Dataset rows for apps and sites:
********************

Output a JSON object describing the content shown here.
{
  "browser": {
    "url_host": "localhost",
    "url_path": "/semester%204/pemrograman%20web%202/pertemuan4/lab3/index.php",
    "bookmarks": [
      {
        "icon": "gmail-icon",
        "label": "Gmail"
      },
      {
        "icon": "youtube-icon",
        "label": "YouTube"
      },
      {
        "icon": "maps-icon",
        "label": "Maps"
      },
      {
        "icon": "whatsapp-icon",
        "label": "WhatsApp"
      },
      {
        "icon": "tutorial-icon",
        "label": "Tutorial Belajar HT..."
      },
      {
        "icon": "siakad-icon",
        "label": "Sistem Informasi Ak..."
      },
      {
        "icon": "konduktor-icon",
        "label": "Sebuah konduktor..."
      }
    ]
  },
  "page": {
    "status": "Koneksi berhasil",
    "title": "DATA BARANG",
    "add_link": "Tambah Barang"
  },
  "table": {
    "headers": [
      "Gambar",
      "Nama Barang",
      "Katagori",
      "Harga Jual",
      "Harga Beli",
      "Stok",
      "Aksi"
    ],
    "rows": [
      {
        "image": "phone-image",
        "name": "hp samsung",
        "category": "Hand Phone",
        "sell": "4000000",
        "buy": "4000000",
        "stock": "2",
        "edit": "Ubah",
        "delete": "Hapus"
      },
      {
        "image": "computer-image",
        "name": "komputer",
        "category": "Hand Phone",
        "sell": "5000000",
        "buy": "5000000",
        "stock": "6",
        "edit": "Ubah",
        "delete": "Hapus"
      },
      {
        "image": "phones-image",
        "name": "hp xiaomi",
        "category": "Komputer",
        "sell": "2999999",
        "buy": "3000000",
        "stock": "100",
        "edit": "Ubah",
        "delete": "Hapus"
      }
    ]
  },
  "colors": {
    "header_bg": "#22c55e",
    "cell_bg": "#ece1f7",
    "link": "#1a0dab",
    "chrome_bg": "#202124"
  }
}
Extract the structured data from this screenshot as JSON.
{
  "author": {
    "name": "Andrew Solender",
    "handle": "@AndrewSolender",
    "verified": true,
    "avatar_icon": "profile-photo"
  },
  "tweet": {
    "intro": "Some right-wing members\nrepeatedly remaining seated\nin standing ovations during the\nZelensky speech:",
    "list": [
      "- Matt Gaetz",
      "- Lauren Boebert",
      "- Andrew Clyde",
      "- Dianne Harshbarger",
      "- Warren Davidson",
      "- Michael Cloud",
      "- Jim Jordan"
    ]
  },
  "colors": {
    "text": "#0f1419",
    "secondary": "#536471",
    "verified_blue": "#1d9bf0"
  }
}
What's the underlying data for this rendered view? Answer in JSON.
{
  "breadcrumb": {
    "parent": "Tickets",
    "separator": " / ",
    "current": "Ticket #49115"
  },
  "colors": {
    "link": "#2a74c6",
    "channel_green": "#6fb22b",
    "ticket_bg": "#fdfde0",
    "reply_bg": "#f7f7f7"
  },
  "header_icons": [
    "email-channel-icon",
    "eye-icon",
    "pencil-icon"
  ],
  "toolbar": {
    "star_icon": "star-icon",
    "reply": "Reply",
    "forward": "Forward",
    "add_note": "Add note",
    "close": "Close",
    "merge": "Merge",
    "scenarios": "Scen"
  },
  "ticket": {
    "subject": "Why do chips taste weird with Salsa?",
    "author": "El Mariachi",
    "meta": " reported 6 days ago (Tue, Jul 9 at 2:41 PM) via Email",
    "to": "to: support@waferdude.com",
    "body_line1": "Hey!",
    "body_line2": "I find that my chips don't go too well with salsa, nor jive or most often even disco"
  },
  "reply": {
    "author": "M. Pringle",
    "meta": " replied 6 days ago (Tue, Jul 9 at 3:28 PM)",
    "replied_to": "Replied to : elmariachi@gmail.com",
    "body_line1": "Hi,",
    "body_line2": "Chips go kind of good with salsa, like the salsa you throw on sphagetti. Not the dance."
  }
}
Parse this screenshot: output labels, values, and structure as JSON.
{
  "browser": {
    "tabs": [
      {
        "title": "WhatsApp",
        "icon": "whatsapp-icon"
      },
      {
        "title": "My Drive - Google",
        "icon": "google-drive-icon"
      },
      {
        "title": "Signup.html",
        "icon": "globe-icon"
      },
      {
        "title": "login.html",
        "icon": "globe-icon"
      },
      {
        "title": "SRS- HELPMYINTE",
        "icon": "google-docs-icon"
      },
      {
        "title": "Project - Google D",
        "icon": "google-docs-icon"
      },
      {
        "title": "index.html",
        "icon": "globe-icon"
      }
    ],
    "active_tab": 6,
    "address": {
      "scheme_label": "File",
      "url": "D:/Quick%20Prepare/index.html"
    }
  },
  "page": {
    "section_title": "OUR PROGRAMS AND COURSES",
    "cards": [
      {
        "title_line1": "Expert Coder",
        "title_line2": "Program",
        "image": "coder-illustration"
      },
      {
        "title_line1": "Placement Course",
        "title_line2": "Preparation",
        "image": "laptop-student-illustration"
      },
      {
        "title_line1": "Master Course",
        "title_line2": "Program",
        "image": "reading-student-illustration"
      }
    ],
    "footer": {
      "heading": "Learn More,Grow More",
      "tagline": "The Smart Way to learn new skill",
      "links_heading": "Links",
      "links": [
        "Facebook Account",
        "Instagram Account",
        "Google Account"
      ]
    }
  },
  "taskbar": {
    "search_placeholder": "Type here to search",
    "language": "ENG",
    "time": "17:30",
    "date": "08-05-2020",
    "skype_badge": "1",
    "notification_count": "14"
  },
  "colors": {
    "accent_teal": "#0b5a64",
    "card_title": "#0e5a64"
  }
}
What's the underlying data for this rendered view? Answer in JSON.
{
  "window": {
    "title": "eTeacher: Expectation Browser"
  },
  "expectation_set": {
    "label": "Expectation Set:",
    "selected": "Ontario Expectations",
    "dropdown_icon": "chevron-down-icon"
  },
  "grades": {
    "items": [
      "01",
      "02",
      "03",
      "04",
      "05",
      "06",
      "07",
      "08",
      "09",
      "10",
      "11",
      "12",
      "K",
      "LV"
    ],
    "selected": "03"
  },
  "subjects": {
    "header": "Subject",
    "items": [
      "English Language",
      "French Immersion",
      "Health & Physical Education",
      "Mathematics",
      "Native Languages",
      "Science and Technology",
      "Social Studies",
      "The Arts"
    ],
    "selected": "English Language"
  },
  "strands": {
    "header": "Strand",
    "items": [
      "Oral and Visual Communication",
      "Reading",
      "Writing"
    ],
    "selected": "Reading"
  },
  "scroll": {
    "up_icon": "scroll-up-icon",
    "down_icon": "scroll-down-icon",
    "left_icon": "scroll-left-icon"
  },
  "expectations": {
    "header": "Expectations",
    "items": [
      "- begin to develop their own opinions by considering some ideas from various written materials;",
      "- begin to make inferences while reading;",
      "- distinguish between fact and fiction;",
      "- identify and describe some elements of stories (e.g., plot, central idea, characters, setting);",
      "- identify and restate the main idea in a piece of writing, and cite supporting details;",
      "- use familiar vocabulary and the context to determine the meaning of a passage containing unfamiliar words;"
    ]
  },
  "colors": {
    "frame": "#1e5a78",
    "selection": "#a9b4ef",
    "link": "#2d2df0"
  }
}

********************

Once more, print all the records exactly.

Output a JSON object describing the content shown here.
{
  "browser": {
    "url_host": "localhost",
    "url_path": "/semester%204/pemrograman%20web%202/pertemuan4/lab3/index.php",
    "bookmarks": [
      {
        "icon": "gmail-icon",
        "label": "Gmail"
      },
      {
        "icon": "youtube-icon",
        "label": "YouTube"
      },
      {
        "icon": "maps-icon",
        "label": "Maps"
      },
      {
        "icon": "whatsapp-icon",
        "label": "WhatsApp"
      },
      {
        "icon": "tutorial-icon",
        "label": "Tutorial Belajar HT..."
      },
      {
        "icon": "siakad-icon",
        "label": "Sistem Informasi Ak..."
      },
      {
        "icon": "konduktor-icon",
        "label": "Sebuah konduktor..."
      }
    ]
  },
  "page": {
    "status": "Koneksi berhasil",
    "title": "DATA BARANG",
    "add_link": "Tambah Barang"
  },
  "table": {
    "headers": [
      "Gambar",
      "Nama Barang",
      "Katagori",
      "Harga Jual",
      "Harga Beli",
      "Stok",
      "Aksi"
    ],
    "rows": [
      {
        "image": "phone-image",
        "name": "hp samsung",
        "category": "Hand Phone",
        "sell": "4000000",
        "buy": "4000000",
        "stock": "2",
        "edit": "Ubah",
        "delete": "Hapus"
      },
      {
        "image": "computer-image",
        "name": "komputer",
        "category": "Hand Phone",
        "sell": "5000000",
        "buy": "5000000",
        "stock": "6",
        "edit": "Ubah",
        "delete": "Hapus"
      },
      {
        "image": "phones-image",
        "name": "hp xiaomi",
        "category": "Komputer",
        "sell": "2999999",
        "buy": "3000000",
        "stock": "100",
        "edit": "Ubah",
        "delete": "Hapus"
      }
    ]
  },
  "colors": {
    "header_bg": "#22c55e",
    "cell_bg": "#ece1f7",
    "link": "#1a0dab",
    "chrome_bg": "#202124"
  }
}
Extract the structured data from this screenshot as JSON.
{
  "author": {
    "name": "Andrew Solender",
    "handle": "@AndrewSolender",
    "verified": true,
    "avatar_icon": "profile-photo"
  },
  "tweet": {
    "intro": "Some right-wing members\nrepeatedly remaining seated\nin standing ovations during the\nZelensky speech:",
    "list": [
      "- Matt Gaetz",
      "- Lauren Boebert",
      "- Andrew Clyde",
      "- Dianne Harshbarger",
      "- Warren Davidson",
      "- Michael Cloud",
      "- Jim Jordan"
    ]
  },
  "colors": {
    "text": "#0f1419",
    "secondary": "#536471",
    "verified_blue": "#1d9bf0"
  }
}
What's the underlying data for this rendered view? Answer in JSON.
{
  "breadcrumb": {
    "parent": "Tickets",
    "separator": " / ",
    "current": "Ticket #49115"
  },
  "colors": {
    "link": "#2a74c6",
    "channel_green": "#6fb22b",
    "ticket_bg": "#fdfde0",
    "reply_bg": "#f7f7f7"
  },
  "header_icons": [
    "email-channel-icon",
    "eye-icon",
    "pencil-icon"
  ],
  "toolbar": {
    "star_icon": "star-icon",
    "reply": "Reply",
    "forward": "Forward",
    "add_note": "Add note",
    "close": "Close",
    "merge": "Merge",
    "scenarios": "Scen"
  },
  "ticket": {
    "subject": "Why do chips taste weird with Salsa?",
    "author": "El Mariachi",
    "meta": " reported 6 days ago (Tue, Jul 9 at 2:41 PM) via Email",
    "to": "to: support@waferdude.com",
    "body_line1": "Hey!",
    "body_line2": "I find that my chips don't go too well with salsa, nor jive or most often even disco"
  },
  "reply": {
    "author": "M. Pringle",
    "meta": " replied 6 days ago (Tue, Jul 9 at 3:28 PM)",
    "replied_to": "Replied to : elmariachi@gmail.com",
    "body_line1": "Hi,",
    "body_line2": "Chips go kind of good with salsa, like the salsa you throw on sphagetti. Not the dance."
  }
}
Parse this screenshot: output labels, values, and structure as JSON.
{
  "browser": {
    "tabs": [
      {
        "title": "WhatsApp",
        "icon": "whatsapp-icon"
      },
      {
        "title": "My Drive - Google",
        "icon": "google-drive-icon"
      },
      {
        "title": "Signup.html",
        "icon": "globe-icon"
      },
      {
        "title": "login.html",
        "icon": "globe-icon"
      },
      {
        "title": "SRS- HELPMYINTE",
        "icon": "google-docs-icon"
      },
      {
        "title": "Project - Google D",
        "icon": "google-docs-icon"
      },
      {
        "title": "index.html",
        "icon": "globe-icon"
      }
    ],
    "active_tab": 6,
    "address": {
      "scheme_label": "File",
      "url": "D:/Quick%20Prepare/index.html"
    }
  },
  "page": {
    "section_title": "OUR PROGRAMS AND COURSES",
    "cards": [
      {
        "title_line1": "Expert Coder",
        "title_line2": "Program",
        "image": "coder-illustration"
      },
      {
        "title_line1": "Placement Course",
        "title_line2": "Preparation",
        "image": "laptop-student-illustration"
      },
      {
        "title_line1": "Master Course",
        "title_line2": "Program",
        "image": "reading-student-illustration"
      }
    ],
    "footer": {
      "heading": "Learn More,Grow More",
      "tagline": "The Smart Way to learn new skill",
      "links_heading": "Links",
      "links": [
        "Facebook Account",
        "Instagram Account",
        "Google Account"
      ]
    }
  },
  "taskbar": {
    "search_placeholder": "Type here to search",
    "language": "ENG",
    "time": "17:30",
    "date": "08-05-2020",
    "skype_badge": "1",
    "notification_count": "14"
  },
  "colors": {
    "accent_teal": "#0b5a64",
    "card_title": "#0e5a64"
  }
}
What's the underlying data for this rendered view? Answer in JSON.
{
  "window": {
    "title": "eTeacher: Expectation Browser"
  },
  "expectation_set": {
    "label": "Expectation Set:",
    "selected": "Ontario Expectations",
    "dropdown_icon": "chevron-down-icon"
  },
  "grades": {
    "items": [
      "01",
      "02",
      "03",
      "04",
      "05",
      "06",
      "07",
      "08",
      "09",
      "10",
      "11",
      "12",
      "K",
      "LV"
    ],
    "selected": "03"
  },
  "subjects": {
    "header": "Subject",
    "items": [
      "English Language",
      "French Immersion",
      "Health & Physical Education",
      "Mathematics",
      "Native Languages",
      "Science and Technology",
      "Social Studies",
      "The Arts"
    ],
    "selected": "English Language"
  },
  "strands": {
    "header": "Strand",
    "items": [
      "Oral and Visual Communication",
      "Reading",
      "Writing"
    ],
    "selected": "Reading"
  },
  "scroll": {
    "up_icon": "scroll-up-icon",
    "down_icon": "scroll-down-icon",
    "left_icon": "scroll-left-icon"
  },
  "expectations": {
    "header": "Expectations",
    "items": [
      "- begin to develop their own opinions by considering some ideas from various written materials;",
      "- begin to make inferences while reading;",
      "- distinguish between fact and fiction;",
      "- identify and describe some elements of stories (e.g., plot, central idea, characters, setting);",
      "- identify and restate the main idea in a piece of writing, and cite supporting details;",
      "- use familiar vocabulary and the context to determine the meaning of a passage containing unfamiliar words;"
    ]
  },
  "colors": {
    "frame": "#1e5a78",
    "selection": "#a9b4ef",
    "link": "#2d2df0"
  }
}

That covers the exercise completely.